Sometimes, a fleet vehicle has some life left, but that is a rarity. Most companies drive fleet cars to the peak of their potential until they are no longer eligible for tax breaks for depreciation.

Also, tread lightly on a fleet vehicle, as you might end up with expensive repair work.

2.   Accident History

A previous accident isn’t always a deal breaker when it comes to buying used cars. Sometimes, an accident only leaves superficial damage and doesn’t impact the crucial components of the vehicle.

Some acceptable examples are as follows.

  • Windshield repair from a crack, a chip, or a one-time anomaly. A replaced windshield is perfectly acceptable if it doesn’t affect the car’s drivability.
  • Other acceptable claims include ones that are under $3000. Such claims mostly include repair work to the body. Repairing a door or a bumper cost $1500 to $2000. Like a shattered windshield, these repairs don’t affect the car’s drivability.

However, claims beyond the $3000 mark are problematic, as they involve damage to important components and the car’s structural integrity. These repairs are incredibly expensive and can cause problems down the line.

Damage to the engine, gearbox, suspension, and airbag will lead to costly repairs and maintenance as you drive the car. In such situations, the better option is to go for an expensive vehicle with less damage.

3.   Odometer Reading

To avoid rollback fraud, you must check the odometer reading on the Carfax report. Some fraudulent sellers roll back the odometer to fetch a higher price.

Using its sources, the Carfax report carries the last odometer rating, thus minimizing the possibility of fraud. Your job as a buyer is to compare the odometer reading and the miles mentioned on the Carfax report.

4.   Where the Vehicle Was Registered

If the car has been registered in different places, it is a red flag. Some dishonest sellers purchase flood-damaged cars that aren’t registered with Carfax. They register them as far as possible to avoid any suspicion.

Car thieves use the same technique to skirt the authorities and sell these cars to naive buyers. If you come across a car registered multiple times, walk away.

5.   Service History
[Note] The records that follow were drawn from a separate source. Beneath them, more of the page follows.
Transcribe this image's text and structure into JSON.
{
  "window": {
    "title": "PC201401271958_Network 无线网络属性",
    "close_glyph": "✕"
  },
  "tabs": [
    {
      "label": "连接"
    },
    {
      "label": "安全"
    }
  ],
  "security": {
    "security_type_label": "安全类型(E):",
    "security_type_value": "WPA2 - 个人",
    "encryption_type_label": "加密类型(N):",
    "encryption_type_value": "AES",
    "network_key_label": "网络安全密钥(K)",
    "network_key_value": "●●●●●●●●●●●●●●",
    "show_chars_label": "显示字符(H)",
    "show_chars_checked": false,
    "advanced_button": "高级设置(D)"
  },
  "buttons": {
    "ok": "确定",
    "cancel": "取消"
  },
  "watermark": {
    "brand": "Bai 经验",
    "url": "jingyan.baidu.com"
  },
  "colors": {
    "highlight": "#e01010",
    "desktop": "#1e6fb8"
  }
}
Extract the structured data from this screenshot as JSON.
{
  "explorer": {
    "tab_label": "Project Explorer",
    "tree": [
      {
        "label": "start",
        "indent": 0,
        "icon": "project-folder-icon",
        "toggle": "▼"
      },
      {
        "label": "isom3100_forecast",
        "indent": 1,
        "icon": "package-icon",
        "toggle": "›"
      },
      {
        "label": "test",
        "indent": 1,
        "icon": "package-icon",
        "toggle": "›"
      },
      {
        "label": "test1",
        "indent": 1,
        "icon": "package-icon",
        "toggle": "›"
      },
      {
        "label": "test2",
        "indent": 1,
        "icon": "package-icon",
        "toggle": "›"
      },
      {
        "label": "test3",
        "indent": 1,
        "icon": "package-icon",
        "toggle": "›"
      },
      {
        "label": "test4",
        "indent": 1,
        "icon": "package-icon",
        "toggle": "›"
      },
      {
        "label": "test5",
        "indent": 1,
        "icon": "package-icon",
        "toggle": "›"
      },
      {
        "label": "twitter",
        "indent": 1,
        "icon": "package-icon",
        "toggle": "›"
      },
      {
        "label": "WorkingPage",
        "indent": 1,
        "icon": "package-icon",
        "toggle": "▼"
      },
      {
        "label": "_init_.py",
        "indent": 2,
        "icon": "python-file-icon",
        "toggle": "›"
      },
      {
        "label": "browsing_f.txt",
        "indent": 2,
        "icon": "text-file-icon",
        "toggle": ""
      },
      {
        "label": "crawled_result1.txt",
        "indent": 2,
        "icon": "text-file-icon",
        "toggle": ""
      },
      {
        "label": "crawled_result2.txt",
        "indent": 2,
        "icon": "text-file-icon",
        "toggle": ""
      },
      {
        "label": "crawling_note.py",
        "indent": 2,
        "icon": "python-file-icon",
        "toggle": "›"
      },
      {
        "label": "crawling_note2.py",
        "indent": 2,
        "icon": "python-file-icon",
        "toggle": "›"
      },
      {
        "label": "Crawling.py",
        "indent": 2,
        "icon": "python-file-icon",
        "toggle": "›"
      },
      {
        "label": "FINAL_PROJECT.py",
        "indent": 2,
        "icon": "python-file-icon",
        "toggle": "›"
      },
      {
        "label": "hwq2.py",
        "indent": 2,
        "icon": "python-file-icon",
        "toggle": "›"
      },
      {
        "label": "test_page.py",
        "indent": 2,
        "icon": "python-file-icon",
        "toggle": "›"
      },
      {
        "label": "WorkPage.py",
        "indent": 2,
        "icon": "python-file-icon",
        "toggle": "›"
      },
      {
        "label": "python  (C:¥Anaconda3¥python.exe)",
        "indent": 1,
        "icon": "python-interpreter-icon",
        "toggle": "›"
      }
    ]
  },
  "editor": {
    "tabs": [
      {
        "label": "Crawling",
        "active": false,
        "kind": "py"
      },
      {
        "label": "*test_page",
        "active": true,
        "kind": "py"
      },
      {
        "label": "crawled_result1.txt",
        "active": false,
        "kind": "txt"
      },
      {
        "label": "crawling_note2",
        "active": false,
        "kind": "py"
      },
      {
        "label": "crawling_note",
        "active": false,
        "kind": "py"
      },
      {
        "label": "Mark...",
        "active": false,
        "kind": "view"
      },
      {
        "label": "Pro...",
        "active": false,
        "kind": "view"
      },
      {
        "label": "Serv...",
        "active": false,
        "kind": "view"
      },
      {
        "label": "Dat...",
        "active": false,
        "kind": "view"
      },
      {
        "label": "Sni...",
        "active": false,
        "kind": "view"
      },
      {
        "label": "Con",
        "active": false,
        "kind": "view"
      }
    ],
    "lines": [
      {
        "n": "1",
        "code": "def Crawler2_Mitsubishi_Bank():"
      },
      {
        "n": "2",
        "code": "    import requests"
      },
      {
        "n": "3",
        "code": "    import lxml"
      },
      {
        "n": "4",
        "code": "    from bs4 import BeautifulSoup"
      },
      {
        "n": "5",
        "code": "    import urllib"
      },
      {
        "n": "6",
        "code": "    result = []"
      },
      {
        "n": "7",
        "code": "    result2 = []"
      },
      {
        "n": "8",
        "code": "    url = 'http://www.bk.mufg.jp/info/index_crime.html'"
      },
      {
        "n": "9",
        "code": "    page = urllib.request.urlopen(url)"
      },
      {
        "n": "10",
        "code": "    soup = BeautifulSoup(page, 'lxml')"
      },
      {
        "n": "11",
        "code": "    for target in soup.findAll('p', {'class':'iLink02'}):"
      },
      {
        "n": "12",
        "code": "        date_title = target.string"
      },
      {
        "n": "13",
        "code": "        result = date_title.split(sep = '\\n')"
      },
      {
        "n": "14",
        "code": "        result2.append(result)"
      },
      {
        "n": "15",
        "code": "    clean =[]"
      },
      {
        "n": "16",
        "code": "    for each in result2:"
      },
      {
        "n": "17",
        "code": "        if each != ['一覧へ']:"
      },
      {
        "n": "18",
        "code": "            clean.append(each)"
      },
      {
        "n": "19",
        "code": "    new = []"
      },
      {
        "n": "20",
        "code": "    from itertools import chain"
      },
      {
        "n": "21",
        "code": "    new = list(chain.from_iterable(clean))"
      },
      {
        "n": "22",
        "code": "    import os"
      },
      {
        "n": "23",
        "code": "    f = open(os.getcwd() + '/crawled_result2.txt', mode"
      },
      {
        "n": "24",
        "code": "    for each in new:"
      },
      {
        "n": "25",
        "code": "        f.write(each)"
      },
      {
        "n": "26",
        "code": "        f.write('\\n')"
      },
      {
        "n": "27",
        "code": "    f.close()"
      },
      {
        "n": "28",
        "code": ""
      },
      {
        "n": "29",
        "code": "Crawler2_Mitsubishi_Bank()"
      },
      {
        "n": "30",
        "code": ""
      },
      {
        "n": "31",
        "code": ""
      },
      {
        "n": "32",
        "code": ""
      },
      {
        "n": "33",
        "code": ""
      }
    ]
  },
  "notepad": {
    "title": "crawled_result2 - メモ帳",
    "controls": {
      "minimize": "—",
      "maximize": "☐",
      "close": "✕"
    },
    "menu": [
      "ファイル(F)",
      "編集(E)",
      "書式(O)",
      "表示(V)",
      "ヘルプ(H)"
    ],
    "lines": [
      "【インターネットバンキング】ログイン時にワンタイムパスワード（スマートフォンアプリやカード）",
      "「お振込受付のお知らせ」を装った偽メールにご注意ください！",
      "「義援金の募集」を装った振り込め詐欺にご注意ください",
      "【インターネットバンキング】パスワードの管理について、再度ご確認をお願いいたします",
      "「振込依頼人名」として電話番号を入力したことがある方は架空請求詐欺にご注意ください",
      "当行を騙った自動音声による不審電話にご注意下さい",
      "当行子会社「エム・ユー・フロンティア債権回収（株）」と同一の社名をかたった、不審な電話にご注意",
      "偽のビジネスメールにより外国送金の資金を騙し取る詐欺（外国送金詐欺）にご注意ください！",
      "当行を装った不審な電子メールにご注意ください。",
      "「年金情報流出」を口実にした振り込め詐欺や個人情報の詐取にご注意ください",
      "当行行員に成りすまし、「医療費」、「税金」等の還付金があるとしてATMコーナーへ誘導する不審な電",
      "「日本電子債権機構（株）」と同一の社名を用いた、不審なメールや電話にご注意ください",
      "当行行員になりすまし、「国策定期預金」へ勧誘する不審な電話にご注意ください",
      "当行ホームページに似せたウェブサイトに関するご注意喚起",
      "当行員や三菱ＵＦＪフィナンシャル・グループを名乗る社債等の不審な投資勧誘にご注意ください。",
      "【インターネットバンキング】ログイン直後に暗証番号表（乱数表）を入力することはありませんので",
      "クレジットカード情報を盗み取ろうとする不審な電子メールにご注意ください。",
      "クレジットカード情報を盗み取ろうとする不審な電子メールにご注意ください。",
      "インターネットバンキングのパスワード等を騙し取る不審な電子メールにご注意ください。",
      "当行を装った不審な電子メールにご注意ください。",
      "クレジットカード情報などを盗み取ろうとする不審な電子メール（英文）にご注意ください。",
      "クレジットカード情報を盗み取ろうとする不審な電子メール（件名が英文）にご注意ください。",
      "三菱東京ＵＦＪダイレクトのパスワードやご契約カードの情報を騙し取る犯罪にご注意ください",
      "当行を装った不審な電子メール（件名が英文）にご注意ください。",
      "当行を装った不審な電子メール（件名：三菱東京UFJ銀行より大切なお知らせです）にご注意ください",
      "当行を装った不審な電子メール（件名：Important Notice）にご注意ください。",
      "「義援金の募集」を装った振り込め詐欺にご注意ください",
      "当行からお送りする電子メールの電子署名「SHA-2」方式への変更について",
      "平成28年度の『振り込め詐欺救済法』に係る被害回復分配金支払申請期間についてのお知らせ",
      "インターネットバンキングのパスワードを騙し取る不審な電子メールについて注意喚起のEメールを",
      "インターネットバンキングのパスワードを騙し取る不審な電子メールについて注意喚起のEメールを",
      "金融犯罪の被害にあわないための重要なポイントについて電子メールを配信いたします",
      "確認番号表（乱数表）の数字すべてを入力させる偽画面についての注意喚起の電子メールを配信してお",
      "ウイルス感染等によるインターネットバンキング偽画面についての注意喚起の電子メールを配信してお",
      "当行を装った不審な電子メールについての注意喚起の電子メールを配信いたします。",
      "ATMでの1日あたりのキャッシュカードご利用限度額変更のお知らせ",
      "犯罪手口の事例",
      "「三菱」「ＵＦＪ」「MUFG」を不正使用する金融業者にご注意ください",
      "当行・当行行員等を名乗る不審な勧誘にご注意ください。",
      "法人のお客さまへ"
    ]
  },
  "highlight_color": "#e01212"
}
A neglected car that runs perfectly is no different than a ticking time bomb. There are a few things you can do to determine whether a car has been adequately serviced.

  • Subtract the car's model year from the current year and multiply the difference by two. If the service history number is less than the product, you should ask why the car hasn’t been serviced according to the manufacturer’s instructions.
  • Divide the odometer reading by 3000 because 3000 miles is the standard interval between instances of servicing your vehicle. If the numbers aren’t far apart, you’re good, but it is better to ask why.
  • You must demand a comprehensive service history to determine if the previous owner took proper care of the car. The higher the diligence in record keeping, the higher your likelihood of buying a well-maintained vehicle.
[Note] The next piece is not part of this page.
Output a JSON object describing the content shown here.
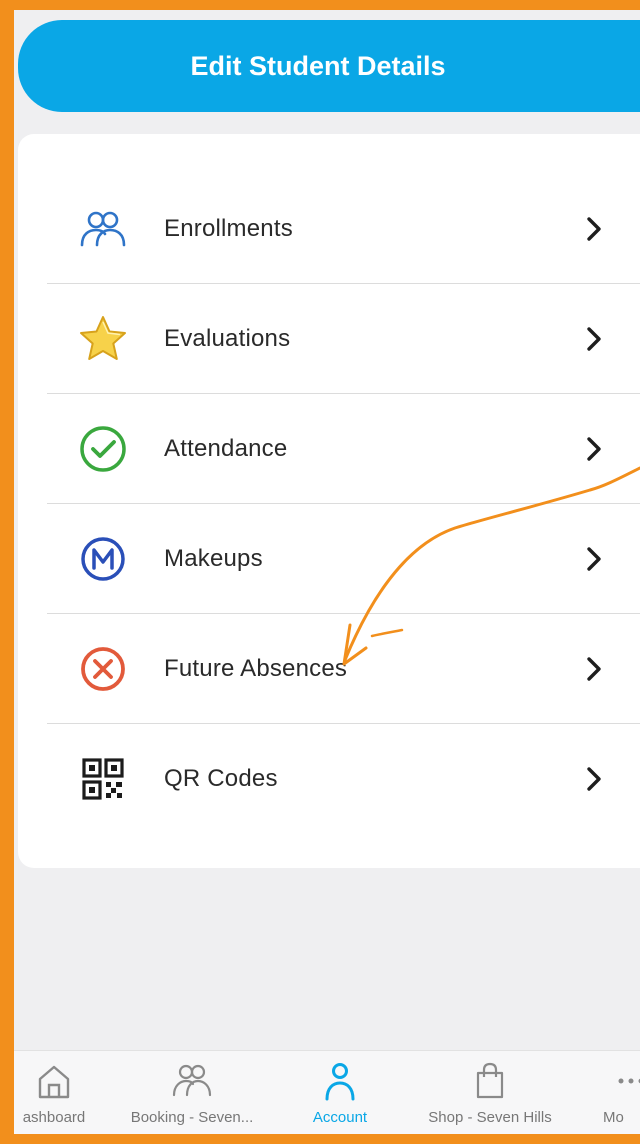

6.   Lien Check

Sometimes, the previous owners still owe money on the car. The Carfax report will show if the car has a lien against it.

In such cases, you might have difficulty with the registration process. Make sure the seller provides you with a lien release.

The name on this lien release should be the name mentioned in the title and in the payoff or financing information.

Final Word

Buying a damaged used vehicle is a waste of your time and money. This is where a Carfax report can be a game-changer.

Carfax reports provide you with the complete timeline of the vehicle - ever since it left the dealership. It gives you an overview of things that you need to check before buying the vehicle, like the odometer readings and servicing history.

Apart from reading the Carfax report, make sure to ask the right questions, like the ones mentioned above, and you won’t end up with a lemon.